“Prosecutorial misconduct like this is what a RIGGED SYSTEM looks like,” said Donald Trump, Jr., on the social media website X, formerly known as Twitter.
In the angry missive re-posted by a number of supporters, the younger Trump added: “How is the AG of Georgia not stepping in to stop this travesty of justice, after the Fulton County DA violated my father’s Constitutional Rights and tainted the Grand Jury? Going full Banana Republic!!!”
− David Jackson
An indictment is a formal document that contains allegations that someone committed a crime. It includes the charges laid out against a person and is filed before a case can move forward in court, David Weinstein, a former federal and state prosecutor, previously told USA TODAY.
Weinstein said that an indictment means a grand jury decided that there’s “more likely than not” enough evidence – based on testimony – to move forward with charging a person. At least twelve jurors must be in agreement that a defendant allegedly committed a crime to issue an indictment.
After a person is indicted, they must go to trial where a jury will reach an unanimous decision on whether to pursue conviction.
− USA TODAY staff
One of last grand jury witnesses, former Republican Lt. Gov. Geoff Duncan, did not provide reporters a legal analysis of the case after his testimony, but did offer political reaction: His party needs to turn away from Donald Trump.
“Donald Trump was the worst candidate ever in the history of the party, even worse than Herschel Walker, and now we’re going to have to pivot from there,” Duncan told reporters after his testimony and before the indictment was announced; Walker is the Republican candidate who lost last year’s Senate race in Georgia.

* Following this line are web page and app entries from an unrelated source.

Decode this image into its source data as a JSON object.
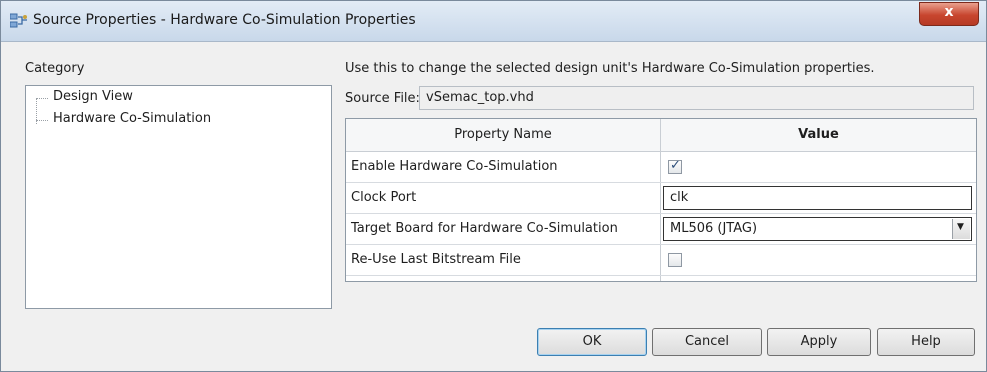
{
  "window": {
    "title": "Source Properties - Hardware Co-Simulation Properties",
    "close_label": "x"
  },
  "category": {
    "label": "Category",
    "items": [
      {
        "label": "Design View"
      },
      {
        "label": "Hardware Co-Simulation"
      }
    ]
  },
  "main": {
    "description": "Use this to change the selected design unit's Hardware Co-Simulation properties.",
    "source_file_label": "Source File:",
    "source_file_value": "vSemac_top.vhd"
  },
  "grid": {
    "headers": [
      "Property Name",
      "Value"
    ],
    "rows": [
      {
        "name": "Enable Hardware Co-Simulation",
        "type": "checkbox",
        "checked": true
      },
      {
        "name": "Clock Port",
        "type": "text",
        "value": "clk"
      },
      {
        "name": "Target Board for Hardware Co-Simulation",
        "type": "select",
        "value": "ML506 (JTAG)"
      },
      {
        "name": "Re-Use Last Bitstream File",
        "type": "checkbox",
        "checked": false
      }
    ]
  },
  "buttons": {
    "ok": "OK",
    "cancel": "Cancel",
    "apply": "Apply",
    "help": "Help"
  }
}
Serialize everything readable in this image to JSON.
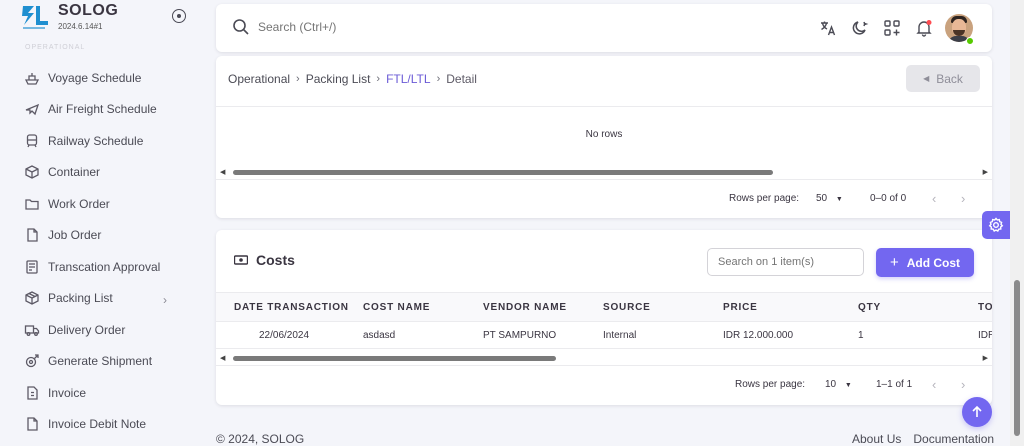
{
  "brand": {
    "name": "SOLOG",
    "version": "2024.6.14#1",
    "logo_color": "#1f8fd0"
  },
  "sidebar": {
    "section_label": "OPERATIONAL",
    "items": [
      {
        "label": "Voyage Schedule",
        "icon": "ship-icon"
      },
      {
        "label": "Air Freight Schedule",
        "icon": "plane-icon"
      },
      {
        "label": "Railway Schedule",
        "icon": "train-icon"
      },
      {
        "label": "Container",
        "icon": "box-icon"
      },
      {
        "label": "Work Order",
        "icon": "folder-icon"
      },
      {
        "label": "Job Order",
        "icon": "file-icon"
      },
      {
        "label": "Transcation Approval",
        "icon": "receipt-icon"
      },
      {
        "label": "Packing List",
        "icon": "package-icon",
        "has_children": true
      },
      {
        "label": "Delivery Order",
        "icon": "truck-icon"
      },
      {
        "label": "Generate Shipment",
        "icon": "shipment-icon"
      },
      {
        "label": "Invoice",
        "icon": "invoice-icon"
      },
      {
        "label": "Invoice Debit Note",
        "icon": "document-icon"
      }
    ]
  },
  "header": {
    "search_placeholder": "Search (Ctrl+/)",
    "icons": [
      "translate-icon",
      "theme-toggle-icon",
      "apps-icon",
      "notification-bell-icon",
      "avatar"
    ]
  },
  "breadcrumb": {
    "items": [
      "Operational",
      "Packing List",
      "FTL/LTL",
      "Detail"
    ],
    "separator": "›",
    "back_label": "Back"
  },
  "packing_table": {
    "empty_text": "No rows",
    "rows_per_page_label": "Rows per page:",
    "rows_per_page": "50",
    "range": "0–0 of 0"
  },
  "costs": {
    "title": "Costs",
    "search_placeholder": "Search on 1 item(s)",
    "add_label": "Add Cost",
    "columns": [
      "DATE TRANSACTION",
      "COST NAME",
      "VENDOR NAME",
      "SOURCE",
      "PRICE",
      "QTY",
      "TO"
    ],
    "rows": [
      [
        "22/06/2024",
        "asdasd",
        "PT SAMPURNO",
        "Internal",
        "IDR 12.000.000",
        "1",
        "IDR"
      ]
    ],
    "rows_per_page_label": "Rows per page:",
    "rows_per_page": "10",
    "range": "1–1 of 1"
  },
  "footer": {
    "copyright": "© 2024, SOLOG",
    "links": [
      "About Us",
      "Documentation"
    ]
  },
  "colors": {
    "primary": "#7367f0",
    "link": "#6b5bd6",
    "online": "#56ca00",
    "notification_dot": "#ff4c51"
  }
}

Duncan added: “We want to win an election in 2024, it’s going to have to be somebody other than Donald Trump if we do it. As long as we make this about the three-ring circus called Donald Trump, we’re going to lose every time. And you don’t have to go any further than Georgia to see that play out.”
Other Republicans said Duncan is kidding himself, and that Trump owns a big part of the GOP that will simply rally around him, just as they did after the first three indicted cases.
− David Jackson
http://rssfeeds.floridatoday.com/~/778776701/0/brevard/news~Live-updates-Georgia-grand-jury-hands-up-indictments-in-election-case/ Trump indicted in Georgia for alleged election fraud